Syndicated content has lower value to readers. This is the reason why so many small newspapers are dying; their pages are just reprinting syndicated content that is available elsewhere. Someone buys a paper, flips through it, and is left wondering why he or she should bother paying if all the content is produced and available elsewhere.

By: PatrickS Fri, 15 Nov 2013 17:34:10 +0000 Each axis on the pageviews chart is on a log scale, I expect the outliers in the bottom left are merely artifacts of the model. It is also possible that the out-performance you note is due to the zero lower bound for actual pageviews. In any case, their out-performance is smaller in actual terms than it appears to be, due to the log scale.

By: BSpier Fri, 15 Nov 2013 15:20:49 +0000 You are missing the strategy of the New York Times.

The goal of NYT is to convince readers to pay for a membership fee to receive all of the great and special content that distinguishes them from lesser competitors. To maintin this image, they must promote articles that are unique and written by NYT writers.

Wire articles are available to everyone and probably can be found for free on some other site. Obviously, NYT needs them because it has to keep full coverage on all the major news stories, and it’s not worth hiring writers to write the basic stories that would be the same as the wire articles.

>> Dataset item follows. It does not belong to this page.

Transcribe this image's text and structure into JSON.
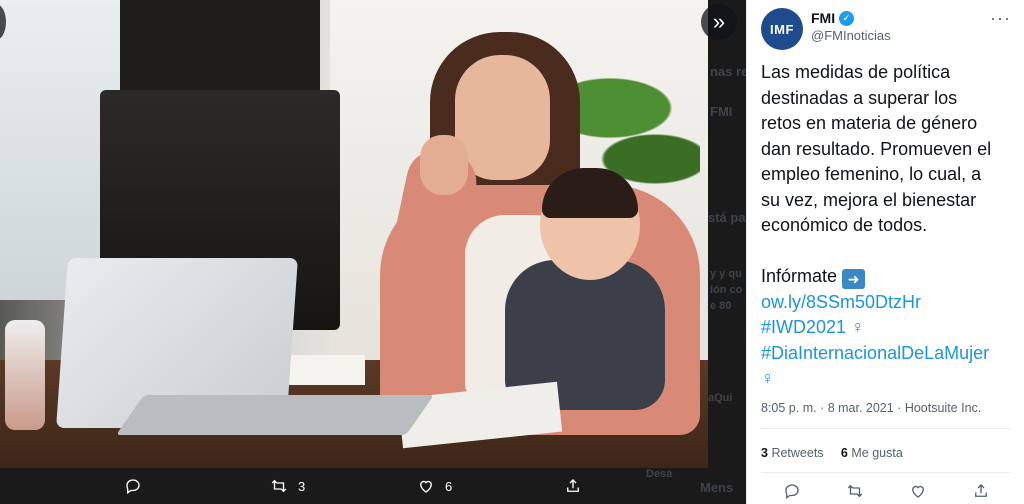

But, if a reader is constantly finding himself on wire stories, what’s the point of paying the subscription fee, when all of those same articles are easily found on google news.

By: djiddish99 Fri, 15 Nov 2013 12:32:50 +0000 Without seeing the Y-axis scale, it’s tough to conclusively determine, but those outliers in the bottom left for wire stories are still below average relative to the average non-tweeted wire story. They’re out performing their prediction from the regression, but still under performing the cohort as a whole (which is the lowest performing cohort).

Again, without seeing the guts of the regression, I’m guessing the out performance of these stories relative to expectations can be attributed to some sort of third party social exposure (since this data may not be available as an input to the regression, although this assumption could easily be incorrect).

If that’s actually true, why would the NYT:

a) Use up a tweet on something that’s likely already circulated its users social feed (assuming that the NYT twitter followers will sour on twitter spam, so tweets are something of a limited resource)
b) attempt to predict which wire stories will be viral